■ **REQUIREMENT**:
Copy the records exactly. Every line must match.

::::

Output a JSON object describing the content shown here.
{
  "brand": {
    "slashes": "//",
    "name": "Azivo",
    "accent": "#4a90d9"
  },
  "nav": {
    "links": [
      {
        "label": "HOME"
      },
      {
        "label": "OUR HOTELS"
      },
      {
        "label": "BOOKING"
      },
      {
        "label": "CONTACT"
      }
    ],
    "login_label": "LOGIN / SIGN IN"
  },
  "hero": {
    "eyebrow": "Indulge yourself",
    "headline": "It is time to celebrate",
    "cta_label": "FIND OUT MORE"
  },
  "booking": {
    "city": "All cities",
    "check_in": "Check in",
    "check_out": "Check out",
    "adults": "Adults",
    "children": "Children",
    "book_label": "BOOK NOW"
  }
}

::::

■ **ANSWER SPACE**:
Output a JSON object describing the content shown here.
{
  "brand": {
    "slashes": "//",
    "name": "Azivo",
    "accent": "#4a90d9"
  },
  "nav": {
    "links": [
      {
        "label": "HOME"
      },
      {
        "label": "OUR HOTELS"
      },
      {
        "label": "BOOKING"
      },
      {
        "label": "CONTACT"
      }
    ],
    "login_label": "LOGIN / SIGN IN"
  },
  "hero": {
    "eyebrow": "Indulge yourself",
    "headline": "It is time to celebrate",
    "cta_label": "FIND OUT MORE"
  },
  "booking": {
    "city": "All cities",
    "check_in": "Check in",
    "check_out": "Check out",
    "adults": "Adults",
    "children": "Children",
    "book_label": "BOOK NOW"
  }
}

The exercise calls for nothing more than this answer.